The records:

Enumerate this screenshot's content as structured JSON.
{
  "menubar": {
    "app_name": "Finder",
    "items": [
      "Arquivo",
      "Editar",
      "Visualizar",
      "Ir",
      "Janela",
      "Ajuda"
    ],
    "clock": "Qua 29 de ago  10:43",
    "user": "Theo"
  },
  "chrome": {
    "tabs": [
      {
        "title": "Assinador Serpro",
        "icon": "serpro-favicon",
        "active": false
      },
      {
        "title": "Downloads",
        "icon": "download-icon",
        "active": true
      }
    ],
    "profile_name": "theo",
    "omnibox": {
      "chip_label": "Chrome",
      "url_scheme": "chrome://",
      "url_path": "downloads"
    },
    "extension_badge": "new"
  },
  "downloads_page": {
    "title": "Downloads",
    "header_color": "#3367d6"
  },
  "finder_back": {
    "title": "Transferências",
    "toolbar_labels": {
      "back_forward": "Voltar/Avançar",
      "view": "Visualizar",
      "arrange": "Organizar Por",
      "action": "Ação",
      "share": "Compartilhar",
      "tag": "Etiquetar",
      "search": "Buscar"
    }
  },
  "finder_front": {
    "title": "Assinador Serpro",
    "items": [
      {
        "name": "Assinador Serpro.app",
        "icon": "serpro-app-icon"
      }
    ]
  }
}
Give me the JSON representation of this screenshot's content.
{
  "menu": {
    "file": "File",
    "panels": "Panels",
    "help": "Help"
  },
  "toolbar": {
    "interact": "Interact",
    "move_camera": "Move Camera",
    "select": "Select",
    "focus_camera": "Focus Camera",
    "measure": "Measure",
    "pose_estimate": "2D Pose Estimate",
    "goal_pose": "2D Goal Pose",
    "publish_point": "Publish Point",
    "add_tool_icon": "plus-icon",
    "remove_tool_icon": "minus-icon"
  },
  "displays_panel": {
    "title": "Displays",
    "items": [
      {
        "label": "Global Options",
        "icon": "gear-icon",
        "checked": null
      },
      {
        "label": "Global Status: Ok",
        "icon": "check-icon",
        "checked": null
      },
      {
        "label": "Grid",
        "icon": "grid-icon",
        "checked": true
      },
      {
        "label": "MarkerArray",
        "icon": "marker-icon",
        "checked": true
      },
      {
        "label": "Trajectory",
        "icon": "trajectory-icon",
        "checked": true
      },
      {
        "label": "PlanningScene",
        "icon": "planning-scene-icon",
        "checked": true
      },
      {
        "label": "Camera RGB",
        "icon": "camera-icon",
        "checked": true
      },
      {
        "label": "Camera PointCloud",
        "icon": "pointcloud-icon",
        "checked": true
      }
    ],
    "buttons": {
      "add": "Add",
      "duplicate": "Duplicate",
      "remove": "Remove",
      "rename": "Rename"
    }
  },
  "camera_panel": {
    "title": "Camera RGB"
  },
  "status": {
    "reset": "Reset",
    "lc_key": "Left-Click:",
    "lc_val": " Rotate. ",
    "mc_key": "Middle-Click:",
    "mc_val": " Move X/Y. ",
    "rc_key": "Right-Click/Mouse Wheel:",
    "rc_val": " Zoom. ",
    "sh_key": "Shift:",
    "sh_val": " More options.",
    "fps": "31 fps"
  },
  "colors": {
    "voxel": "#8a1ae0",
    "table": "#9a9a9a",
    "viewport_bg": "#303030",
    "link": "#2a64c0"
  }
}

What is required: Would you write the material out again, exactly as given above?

Your solution:
Enumerate this screenshot's content as structured JSON.
{
  "menubar": {
    "app_name": "Finder",
    "items": [
      "Arquivo",
      "Editar",
      "Visualizar",
      "Ir",
      "Janela",
      "Ajuda"
    ],
    "clock": "Qua 29 de ago  10:43",
    "user": "Theo"
  },
  "chrome": {
    "tabs": [
      {
        "title": "Assinador Serpro",
        "icon": "serpro-favicon",
        "active": false
      },
      {
        "title": "Downloads",
        "icon": "download-icon",
        "active": true
      }
    ],
    "profile_name": "theo",
    "omnibox": {
      "chip_label": "Chrome",
      "url_scheme": "chrome://",
      "url_path": "downloads"
    },
    "extension_badge": "new"
  },
  "downloads_page": {
    "title": "Downloads",
    "header_color": "#3367d6"
  },
  "finder_back": {
    "title": "Transferências",
    "toolbar_labels": {
      "back_forward": "Voltar/Avançar",
      "view": "Visualizar",
      "arrange": "Organizar Por",
      "action": "Ação",
      "share": "Compartilhar",
      "tag": "Etiquetar",
      "search": "Buscar"
    }
  },
  "finder_front": {
    "title": "Assinador Serpro",
    "items": [
      {
        "name": "Assinador Serpro.app",
        "icon": "serpro-app-icon"
      }
    ]
  }
}
Give me the JSON representation of this screenshot's content.
{
  "menu": {
    "file": "File",
    "panels": "Panels",
    "help": "Help"
  },
  "toolbar": {
    "interact": "Interact",
    "move_camera": "Move Camera",
    "select": "Select",
    "focus_camera": "Focus Camera",
    "measure": "Measure",
    "pose_estimate": "2D Pose Estimate",
    "goal_pose": "2D Goal Pose",
    "publish_point": "Publish Point",
    "add_tool_icon": "plus-icon",
    "remove_tool_icon": "minus-icon"
  },
  "displays_panel": {
    "title": "Displays",
    "items": [
      {
        "label": "Global Options",
        "icon": "gear-icon",
        "checked": null
      },
      {
        "label": "Global Status: Ok",
        "icon": "check-icon",
        "checked": null
      },
      {
        "label": "Grid",
        "icon": "grid-icon",
        "checked": true
      },
      {
        "label": "MarkerArray",
        "icon": "marker-icon",
        "checked": true
      },
      {
        "label": "Trajectory",
        "icon": "trajectory-icon",
        "checked": true
      },
      {
        "label": "PlanningScene",
        "icon": "planning-scene-icon",
        "checked": true
      },
      {
        "label": "Camera RGB",
        "icon": "camera-icon",
        "checked": true
      },
      {
        "label": "Camera PointCloud",
        "icon": "pointcloud-icon",
        "checked": true
      }
    ],
    "buttons": {
      "add": "Add",
      "duplicate": "Duplicate",
      "remove": "Remove",
      "rename": "Rename"
    }
  },
  "camera_panel": {
    "title": "Camera RGB"
  },
  "status": {
    "reset": "Reset",
    "lc_key": "Left-Click:",
    "lc_val": " Rotate. ",
    "mc_key": "Middle-Click:",
    "mc_val": " Move X/Y. ",
    "rc_key": "Right-Click/Mouse Wheel:",
    "rc_val": " Zoom. ",
    "sh_key": "Shift:",
    "sh_val": " More options.",
    "fps": "31 fps"
  },
  "colors": {
    "voxel": "#8a1ae0",
    "table": "#9a9a9a",
    "viewport_bg": "#303030",
    "link": "#2a64c0"
  }
}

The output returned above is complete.